on 18 August 2012
Paul Allen. Nice bloke, really. Maybe a bit of an accidental billionaire, but it's hard to grudge him the cash. He pretty much changed the world, after all, even if he was, as he admits, merely standing and building on the shoulders of giants. Money isn't everything though, and this is another of those life stories where the music of Neil Sedaka plays in the background as a soundtrack: "I miss the hungry years, we never had a dime...."
I think you'll have to be a bit of a geek to be really gripped by the first half of this book as Allen and Gates struggle to code Microsoft to the top. The key watersheds in the history of the company are written about slightly dispassionately and you are given a flavour of the necessary ruthlessness that permeated the computer industry and obviously still does. Stuck for a good idea? Then go and steal one of your competitors'. (The current patent wars in technology are an indicator that copying is not a form of flattery.) Allen writes almost reluctantly, I felt, about his partner in crime, Bill Gates, and the picture painted isn't one that adds much warmth to one of the world's richest men. Allen, being the nice guy he seems to be, holds back about how he felt Gates stiffed him, dissed him and finally ignored him as Microsoft steamed towards world domination. The final assessment of Microsoft losing out to Apple, Google and the rest seem tinged with an element of glee. But it was Allen's baby too, so the affection is still there.

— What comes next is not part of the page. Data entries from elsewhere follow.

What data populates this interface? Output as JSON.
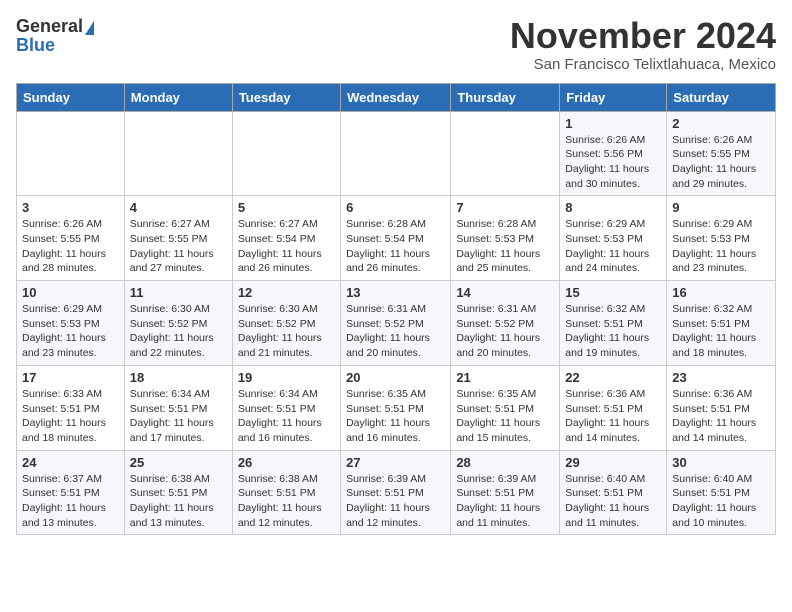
{
  "header": {
    "logo_general": "General",
    "logo_blue": "Blue",
    "month_title": "November 2024",
    "location": "San Francisco Telixtlahuaca, Mexico"
  },
  "weekdays": [
    "Sunday",
    "Monday",
    "Tuesday",
    "Wednesday",
    "Thursday",
    "Friday",
    "Saturday"
  ],
  "weeks": [
    [
      {
        "day": "",
        "info": ""
      },
      {
        "day": "",
        "info": ""
      },
      {
        "day": "",
        "info": ""
      },
      {
        "day": "",
        "info": ""
      },
      {
        "day": "",
        "info": ""
      },
      {
        "day": "1",
        "info": "Sunrise: 6:26 AM\nSunset: 5:56 PM\nDaylight: 11 hours and 30 minutes."
      },
      {
        "day": "2",
        "info": "Sunrise: 6:26 AM\nSunset: 5:55 PM\nDaylight: 11 hours and 29 minutes."
      }
    ],
    [
      {
        "day": "3",
        "info": "Sunrise: 6:26 AM\nSunset: 5:55 PM\nDaylight: 11 hours and 28 minutes."
      },
      {
        "day": "4",
        "info": "Sunrise: 6:27 AM\nSunset: 5:55 PM\nDaylight: 11 hours and 27 minutes."
      },
      {
        "day": "5",
        "info": "Sunrise: 6:27 AM\nSunset: 5:54 PM\nDaylight: 11 hours and 26 minutes."
      },
      {
        "day": "6",
        "info": "Sunrise: 6:28 AM\nSunset: 5:54 PM\nDaylight: 11 hours and 26 minutes."
      },
      {
        "day": "7",
        "info": "Sunrise: 6:28 AM\nSunset: 5:53 PM\nDaylight: 11 hours and 25 minutes."
      },
      {
        "day": "8",
        "info": "Sunrise: 6:29 AM\nSunset: 5:53 PM\nDaylight: 11 hours and 24 minutes."
      },
      {
        "day": "9",
        "info": "Sunrise: 6:29 AM\nSunset: 5:53 PM\nDaylight: 11 hours and 23 minutes."
      }
    ],
    [
      {
        "day": "10",
        "info": "Sunrise: 6:29 AM\nSunset: 5:53 PM\nDaylight: 11 hours and 23 minutes."
      },
      {
        "day": "11",
        "info": "Sunrise: 6:30 AM\nSunset: 5:52 PM\nDaylight: 11 hours and 22 minutes."
      },
      {
        "day": "12",
        "info": "Sunrise: 6:30 AM\nSunset: 5:52 PM\nDaylight: 11 hours and 21 minutes."
      },
      {
        "day": "13",
        "info": "Sunrise: 6:31 AM\nSunset: 5:52 PM\nDaylight: 11 hours and 20 minutes."
      },
      {
        "day": "14",
        "info": "Sunrise: 6:31 AM\nSunset: 5:52 PM\nDaylight: 11 hours and 20 minutes."
      },
      {
        "day": "15",
        "info": "Sunrise: 6:32 AM\nSunset: 5:51 PM\nDaylight: 11 hours and 19 minutes."
      },
      {
        "day": "16",
        "info": "Sunrise: 6:32 AM\nSunset: 5:51 PM\nDaylight: 11 hours and 18 minutes."
      }
    ],
    [
      {
        "day": "17",
        "info": "Sunrise: 6:33 AM\nSunset: 5:51 PM\nDaylight: 11 hours and 18 minutes."
      },
      {
        "day": "18",
        "info": "Sunrise: 6:34 AM\nSunset: 5:51 PM\nDaylight: 11 hours and 17 minutes."
      },
      {
        "day": "19",
        "info": "Sunrise: 6:34 AM\nSunset: 5:51 PM\nDaylight: 11 hours and 16 minutes."
      },
      {
        "day": "20",
        "info": "Sunrise: 6:35 AM\nSunset: 5:51 PM\nDaylight: 11 hours and 16 minutes."
      },
      {
        "day": "21",
        "info": "Sunrise: 6:35 AM\nSunset: 5:51 PM\nDaylight: 11 hours and 15 minutes."
      },
      {
        "day": "22",
        "info": "Sunrise: 6:36 AM\nSunset: 5:51 PM\nDaylight: 11 hours and 14 minutes."
      },
      {
        "day": "23",
        "info": "Sunrise: 6:36 AM\nSunset: 5:51 PM\nDaylight: 11 hours and 14 minutes."
      }
    ],
    [
      {
        "day": "24",
        "info": "Sunrise: 6:37 AM\nSunset: 5:51 PM\nDaylight: 11 hours and 13 minutes."
      },
      {
        "day": "25",
        "info": "Sunrise: 6:38 AM\nSunset: 5:51 PM\nDaylight: 11 hours and 13 minutes."
      },
      {
        "day": "26",
        "info": "Sunrise: 6:38 AM\nSunset: 5:51 PM\nDaylight: 11 hours and 12 minutes."
      },
      {
        "day": "27",
        "info": "Sunrise: 6:39 AM\nSunset: 5:51 PM\nDaylight: 11 hours and 12 minutes."
      },
      {
        "day": "28",
        "info": "Sunrise: 6:39 AM\nSunset: 5:51 PM\nDaylight: 11 hours and 11 minutes."
      },
      {
        "day": "29",
        "info": "Sunrise: 6:40 AM\nSunset: 5:51 PM\nDaylight: 11 hours and 11 minutes."
      },
      {
        "day": "30",
        "info": "Sunrise: 6:40 AM\nSunset: 5:51 PM\nDaylight: 11 hours and 10 minutes."
      }
    ]
  ]
}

Halfway through the book and Allen is through with Microsoft, which somewhat surprised me. Was that it? Now as rich as Croesus, what should Allen do with his burgeoning cash pile? He likes basketball, so why not buy a team? And a football team. Build them a half billion dollar stadium on top, to play in. He could have become the ultimate sports mogul, but he's involved in every other project and distraction that comes his way. While Donald Trump wrote The Art of the Deal, Allen works hard on what seems to be the Fart of the Deal, and gamely recounts some of the exceedingly smelly and disastrous investments he made during the Internet years. One bad deal alone cost him $8 billion, while he admits in print that selling too quickly out of AOL cost him $40 billion. It must have been hard writing that sentence.
Allen lives in a different financial stratosphere to everyone except about a handful of individuals on the planet. He splurges cash everywhere. He sees his childhood cinema going to the dogs, so he just buys it and does it up. He liked Hendrix as a youth, so he basically buys everything from guitars to underpants that the man owned and then builds a museum to house them in. He builds a rocket to the moon. After a while, you really begin to think that Gates' philanthropy is an infinitely better deal. Eventually, and maybe inevitably, we get to his charitable work, but he skims over it really, in the same way he does with his battles with his health. The book leaves you with the feeling that Allen knows the clock is ticking and that he has so much to do. His wealth affords him boundless opportunities but, if you haven't got your health....
This was a very readable autobiography, a book of two halves maybe, but it always kept my interest.